**TASK TO COMPLETE**
Copy each line of the data below in which the word "content" can be found.

**MATERIAL TO PROCESS**
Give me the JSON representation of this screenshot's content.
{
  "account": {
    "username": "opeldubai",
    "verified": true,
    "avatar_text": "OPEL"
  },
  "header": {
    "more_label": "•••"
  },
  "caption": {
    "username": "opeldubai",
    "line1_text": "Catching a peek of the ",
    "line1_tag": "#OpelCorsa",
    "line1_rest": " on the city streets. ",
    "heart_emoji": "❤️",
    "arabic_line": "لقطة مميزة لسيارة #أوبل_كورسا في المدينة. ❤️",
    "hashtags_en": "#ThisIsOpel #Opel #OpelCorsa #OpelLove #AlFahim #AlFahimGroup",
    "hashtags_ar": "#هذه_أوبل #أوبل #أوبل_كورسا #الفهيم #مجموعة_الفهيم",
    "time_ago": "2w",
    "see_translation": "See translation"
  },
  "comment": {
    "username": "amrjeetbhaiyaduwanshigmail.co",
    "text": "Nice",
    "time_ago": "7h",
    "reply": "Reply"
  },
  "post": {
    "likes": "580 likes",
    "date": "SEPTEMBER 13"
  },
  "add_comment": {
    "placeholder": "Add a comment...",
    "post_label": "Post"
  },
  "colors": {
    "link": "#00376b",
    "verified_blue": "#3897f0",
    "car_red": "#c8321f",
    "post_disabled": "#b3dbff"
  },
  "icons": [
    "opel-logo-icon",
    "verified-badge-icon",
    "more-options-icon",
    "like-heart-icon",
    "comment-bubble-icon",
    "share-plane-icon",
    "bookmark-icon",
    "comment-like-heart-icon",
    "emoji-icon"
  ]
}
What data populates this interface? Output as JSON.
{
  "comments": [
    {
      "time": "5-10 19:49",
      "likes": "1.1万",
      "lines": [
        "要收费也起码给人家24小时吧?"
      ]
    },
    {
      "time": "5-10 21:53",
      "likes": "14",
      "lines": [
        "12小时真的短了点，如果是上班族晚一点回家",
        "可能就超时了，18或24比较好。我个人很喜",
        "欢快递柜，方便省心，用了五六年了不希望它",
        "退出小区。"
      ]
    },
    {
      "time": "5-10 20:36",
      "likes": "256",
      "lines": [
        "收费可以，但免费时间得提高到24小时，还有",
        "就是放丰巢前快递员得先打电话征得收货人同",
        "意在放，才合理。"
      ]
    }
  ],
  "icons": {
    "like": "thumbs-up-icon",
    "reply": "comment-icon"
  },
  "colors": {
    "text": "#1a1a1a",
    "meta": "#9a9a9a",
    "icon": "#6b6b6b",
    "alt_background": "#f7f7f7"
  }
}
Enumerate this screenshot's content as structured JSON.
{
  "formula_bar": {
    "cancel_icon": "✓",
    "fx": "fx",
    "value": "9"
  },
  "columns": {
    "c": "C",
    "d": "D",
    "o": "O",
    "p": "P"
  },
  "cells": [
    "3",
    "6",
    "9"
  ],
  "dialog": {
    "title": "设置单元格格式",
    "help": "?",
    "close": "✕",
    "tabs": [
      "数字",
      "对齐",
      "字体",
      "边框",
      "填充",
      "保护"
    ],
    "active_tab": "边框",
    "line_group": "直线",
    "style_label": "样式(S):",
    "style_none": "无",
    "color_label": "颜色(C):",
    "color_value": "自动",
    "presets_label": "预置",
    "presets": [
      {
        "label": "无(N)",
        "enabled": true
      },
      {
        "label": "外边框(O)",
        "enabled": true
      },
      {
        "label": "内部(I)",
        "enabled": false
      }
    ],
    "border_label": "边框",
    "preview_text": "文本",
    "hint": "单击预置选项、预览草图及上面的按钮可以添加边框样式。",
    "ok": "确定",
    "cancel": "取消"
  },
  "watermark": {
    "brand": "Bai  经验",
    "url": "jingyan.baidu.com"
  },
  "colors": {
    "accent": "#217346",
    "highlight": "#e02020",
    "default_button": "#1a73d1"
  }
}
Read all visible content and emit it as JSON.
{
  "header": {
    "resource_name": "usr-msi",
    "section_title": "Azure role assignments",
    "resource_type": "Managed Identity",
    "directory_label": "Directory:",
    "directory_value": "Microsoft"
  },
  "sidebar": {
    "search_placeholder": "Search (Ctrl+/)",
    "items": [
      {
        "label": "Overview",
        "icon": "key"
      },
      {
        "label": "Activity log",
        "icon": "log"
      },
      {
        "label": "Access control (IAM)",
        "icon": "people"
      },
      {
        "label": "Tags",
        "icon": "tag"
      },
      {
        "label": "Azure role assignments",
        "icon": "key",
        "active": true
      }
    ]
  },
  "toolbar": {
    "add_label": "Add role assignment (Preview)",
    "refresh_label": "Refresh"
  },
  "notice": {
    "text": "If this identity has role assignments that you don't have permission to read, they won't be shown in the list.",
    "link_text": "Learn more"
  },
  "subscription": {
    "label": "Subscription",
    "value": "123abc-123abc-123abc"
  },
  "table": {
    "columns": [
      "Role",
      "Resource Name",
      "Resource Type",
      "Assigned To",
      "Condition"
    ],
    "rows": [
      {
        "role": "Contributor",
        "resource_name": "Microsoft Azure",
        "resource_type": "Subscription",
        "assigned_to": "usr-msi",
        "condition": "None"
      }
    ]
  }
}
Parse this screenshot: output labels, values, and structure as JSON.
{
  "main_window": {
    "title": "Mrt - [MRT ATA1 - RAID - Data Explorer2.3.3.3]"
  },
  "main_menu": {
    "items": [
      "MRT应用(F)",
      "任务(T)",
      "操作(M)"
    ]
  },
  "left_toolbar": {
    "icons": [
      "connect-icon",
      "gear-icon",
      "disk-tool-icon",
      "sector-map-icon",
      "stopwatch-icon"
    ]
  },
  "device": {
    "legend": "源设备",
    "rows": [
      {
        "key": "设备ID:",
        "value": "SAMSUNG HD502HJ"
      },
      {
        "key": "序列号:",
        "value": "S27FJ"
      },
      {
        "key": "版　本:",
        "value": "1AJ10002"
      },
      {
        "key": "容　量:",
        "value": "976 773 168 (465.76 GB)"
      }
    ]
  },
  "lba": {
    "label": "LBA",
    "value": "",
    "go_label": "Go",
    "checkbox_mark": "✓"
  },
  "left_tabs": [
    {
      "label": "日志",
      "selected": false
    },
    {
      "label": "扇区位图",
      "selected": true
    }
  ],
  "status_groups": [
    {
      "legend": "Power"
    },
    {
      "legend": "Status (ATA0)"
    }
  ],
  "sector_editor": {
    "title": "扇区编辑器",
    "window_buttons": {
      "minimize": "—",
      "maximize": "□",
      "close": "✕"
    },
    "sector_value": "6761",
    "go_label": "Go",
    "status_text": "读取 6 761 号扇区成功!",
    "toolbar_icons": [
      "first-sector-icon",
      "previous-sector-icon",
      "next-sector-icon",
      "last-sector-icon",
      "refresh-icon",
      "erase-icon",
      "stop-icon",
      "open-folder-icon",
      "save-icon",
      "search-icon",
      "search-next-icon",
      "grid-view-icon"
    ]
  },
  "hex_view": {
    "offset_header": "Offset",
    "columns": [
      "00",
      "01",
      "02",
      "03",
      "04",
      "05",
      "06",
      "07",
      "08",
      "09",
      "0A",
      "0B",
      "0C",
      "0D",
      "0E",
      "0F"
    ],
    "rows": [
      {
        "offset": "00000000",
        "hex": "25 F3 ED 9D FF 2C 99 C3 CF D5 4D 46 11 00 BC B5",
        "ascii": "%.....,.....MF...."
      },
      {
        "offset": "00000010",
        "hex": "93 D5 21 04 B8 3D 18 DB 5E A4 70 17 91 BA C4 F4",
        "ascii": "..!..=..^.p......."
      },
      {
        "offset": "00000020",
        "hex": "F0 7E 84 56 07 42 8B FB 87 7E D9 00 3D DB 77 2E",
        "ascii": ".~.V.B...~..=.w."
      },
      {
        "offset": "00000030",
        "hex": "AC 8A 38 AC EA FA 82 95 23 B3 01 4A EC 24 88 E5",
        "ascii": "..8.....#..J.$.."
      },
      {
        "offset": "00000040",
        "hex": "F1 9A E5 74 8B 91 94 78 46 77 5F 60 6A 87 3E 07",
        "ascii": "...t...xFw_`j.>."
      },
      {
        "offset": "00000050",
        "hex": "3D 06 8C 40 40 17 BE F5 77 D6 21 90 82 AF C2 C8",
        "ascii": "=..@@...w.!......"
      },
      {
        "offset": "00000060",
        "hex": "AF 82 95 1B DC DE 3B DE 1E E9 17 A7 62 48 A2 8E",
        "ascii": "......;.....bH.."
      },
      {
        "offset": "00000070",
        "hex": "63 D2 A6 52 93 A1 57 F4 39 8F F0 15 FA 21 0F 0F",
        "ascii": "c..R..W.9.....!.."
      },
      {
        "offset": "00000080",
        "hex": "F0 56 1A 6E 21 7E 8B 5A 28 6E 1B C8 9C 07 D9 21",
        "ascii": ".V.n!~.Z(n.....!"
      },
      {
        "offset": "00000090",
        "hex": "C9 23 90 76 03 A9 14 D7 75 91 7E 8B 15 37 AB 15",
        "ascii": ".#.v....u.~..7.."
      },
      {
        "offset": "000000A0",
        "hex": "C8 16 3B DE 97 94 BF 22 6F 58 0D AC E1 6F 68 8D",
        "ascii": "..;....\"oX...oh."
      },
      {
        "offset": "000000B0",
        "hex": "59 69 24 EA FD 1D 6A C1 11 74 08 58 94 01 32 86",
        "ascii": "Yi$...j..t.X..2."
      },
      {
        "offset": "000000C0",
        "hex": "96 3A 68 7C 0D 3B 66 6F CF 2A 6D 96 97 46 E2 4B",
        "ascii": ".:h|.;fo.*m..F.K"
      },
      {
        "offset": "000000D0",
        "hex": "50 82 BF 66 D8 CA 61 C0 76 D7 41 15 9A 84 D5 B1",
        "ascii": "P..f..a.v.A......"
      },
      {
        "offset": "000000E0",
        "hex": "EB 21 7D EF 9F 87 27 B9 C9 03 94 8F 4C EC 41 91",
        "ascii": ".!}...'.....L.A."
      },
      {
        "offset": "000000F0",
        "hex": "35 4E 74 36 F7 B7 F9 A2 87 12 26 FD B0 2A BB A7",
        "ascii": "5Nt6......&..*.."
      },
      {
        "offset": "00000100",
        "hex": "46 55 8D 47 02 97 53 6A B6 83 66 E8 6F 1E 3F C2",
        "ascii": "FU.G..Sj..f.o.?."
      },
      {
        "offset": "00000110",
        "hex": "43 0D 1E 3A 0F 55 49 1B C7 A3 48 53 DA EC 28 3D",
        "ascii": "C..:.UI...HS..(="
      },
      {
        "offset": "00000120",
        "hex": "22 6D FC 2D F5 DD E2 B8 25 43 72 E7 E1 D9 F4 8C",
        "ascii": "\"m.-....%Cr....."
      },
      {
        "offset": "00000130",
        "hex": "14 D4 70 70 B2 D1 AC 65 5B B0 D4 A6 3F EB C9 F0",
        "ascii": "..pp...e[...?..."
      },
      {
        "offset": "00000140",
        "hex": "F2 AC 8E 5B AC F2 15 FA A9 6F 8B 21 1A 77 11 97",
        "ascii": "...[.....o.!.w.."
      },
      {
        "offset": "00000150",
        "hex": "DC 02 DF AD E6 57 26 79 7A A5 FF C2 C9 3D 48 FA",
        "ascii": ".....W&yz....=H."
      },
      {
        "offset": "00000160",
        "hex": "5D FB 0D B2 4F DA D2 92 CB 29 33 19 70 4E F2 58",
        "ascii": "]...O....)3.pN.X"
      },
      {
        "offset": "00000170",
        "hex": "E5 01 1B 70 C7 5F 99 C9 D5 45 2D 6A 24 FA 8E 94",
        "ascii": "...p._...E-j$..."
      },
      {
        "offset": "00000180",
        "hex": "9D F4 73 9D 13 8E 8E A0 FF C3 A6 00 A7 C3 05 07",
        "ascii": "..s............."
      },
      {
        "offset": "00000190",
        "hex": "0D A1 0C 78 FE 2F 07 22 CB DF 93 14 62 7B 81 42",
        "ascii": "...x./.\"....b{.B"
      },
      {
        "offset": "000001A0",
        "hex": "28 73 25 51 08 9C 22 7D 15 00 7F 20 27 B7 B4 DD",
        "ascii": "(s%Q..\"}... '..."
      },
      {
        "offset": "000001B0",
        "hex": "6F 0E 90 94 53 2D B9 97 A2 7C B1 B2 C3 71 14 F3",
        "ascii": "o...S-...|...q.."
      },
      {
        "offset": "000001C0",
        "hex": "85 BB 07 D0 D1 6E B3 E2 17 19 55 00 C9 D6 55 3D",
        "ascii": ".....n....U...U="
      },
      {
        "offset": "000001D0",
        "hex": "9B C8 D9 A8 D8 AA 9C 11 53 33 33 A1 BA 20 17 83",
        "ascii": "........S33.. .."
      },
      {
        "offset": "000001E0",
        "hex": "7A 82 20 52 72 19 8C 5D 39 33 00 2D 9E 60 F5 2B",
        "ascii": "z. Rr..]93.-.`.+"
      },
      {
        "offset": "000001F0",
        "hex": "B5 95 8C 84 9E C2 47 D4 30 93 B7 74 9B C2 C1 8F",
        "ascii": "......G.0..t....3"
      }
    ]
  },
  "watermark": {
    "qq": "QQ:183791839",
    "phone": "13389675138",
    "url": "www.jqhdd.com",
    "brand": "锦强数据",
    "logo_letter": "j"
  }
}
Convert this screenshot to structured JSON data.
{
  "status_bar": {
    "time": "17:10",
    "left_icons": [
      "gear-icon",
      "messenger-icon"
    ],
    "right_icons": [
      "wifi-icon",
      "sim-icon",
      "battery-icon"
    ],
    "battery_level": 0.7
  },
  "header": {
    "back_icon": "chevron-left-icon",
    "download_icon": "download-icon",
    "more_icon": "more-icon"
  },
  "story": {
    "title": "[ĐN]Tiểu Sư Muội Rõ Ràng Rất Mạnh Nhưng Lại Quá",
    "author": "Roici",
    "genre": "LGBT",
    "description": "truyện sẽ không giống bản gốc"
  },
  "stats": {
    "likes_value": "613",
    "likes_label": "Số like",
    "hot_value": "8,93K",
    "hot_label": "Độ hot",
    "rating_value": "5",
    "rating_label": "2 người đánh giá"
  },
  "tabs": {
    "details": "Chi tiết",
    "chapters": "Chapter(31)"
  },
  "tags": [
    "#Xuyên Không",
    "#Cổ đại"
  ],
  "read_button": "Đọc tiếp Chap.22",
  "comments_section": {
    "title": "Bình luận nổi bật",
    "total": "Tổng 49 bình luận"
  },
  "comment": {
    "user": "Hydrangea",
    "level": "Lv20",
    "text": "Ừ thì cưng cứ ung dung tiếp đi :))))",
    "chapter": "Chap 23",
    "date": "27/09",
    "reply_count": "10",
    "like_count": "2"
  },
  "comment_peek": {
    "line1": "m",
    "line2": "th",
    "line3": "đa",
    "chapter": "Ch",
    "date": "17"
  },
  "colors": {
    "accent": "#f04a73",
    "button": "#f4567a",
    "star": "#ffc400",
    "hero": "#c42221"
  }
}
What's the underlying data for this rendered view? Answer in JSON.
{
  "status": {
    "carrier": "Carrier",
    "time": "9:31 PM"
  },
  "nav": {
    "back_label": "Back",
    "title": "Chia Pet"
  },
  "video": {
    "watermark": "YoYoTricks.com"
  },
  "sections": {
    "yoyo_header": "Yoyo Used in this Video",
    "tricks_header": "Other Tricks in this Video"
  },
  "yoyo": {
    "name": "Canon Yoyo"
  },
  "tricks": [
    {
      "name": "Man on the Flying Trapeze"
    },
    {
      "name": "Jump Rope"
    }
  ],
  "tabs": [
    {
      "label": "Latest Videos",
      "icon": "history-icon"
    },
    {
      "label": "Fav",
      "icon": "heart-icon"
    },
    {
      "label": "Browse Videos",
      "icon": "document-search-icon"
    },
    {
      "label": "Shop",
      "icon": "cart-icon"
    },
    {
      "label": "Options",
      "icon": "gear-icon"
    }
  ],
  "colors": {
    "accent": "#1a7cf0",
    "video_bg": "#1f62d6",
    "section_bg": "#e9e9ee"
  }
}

**EXERCISE SOLUTION**
Give me the JSON representation of this screenshot's content.
Enumerate this screenshot's content as structured JSON.
Read all visible content and emit it as JSON.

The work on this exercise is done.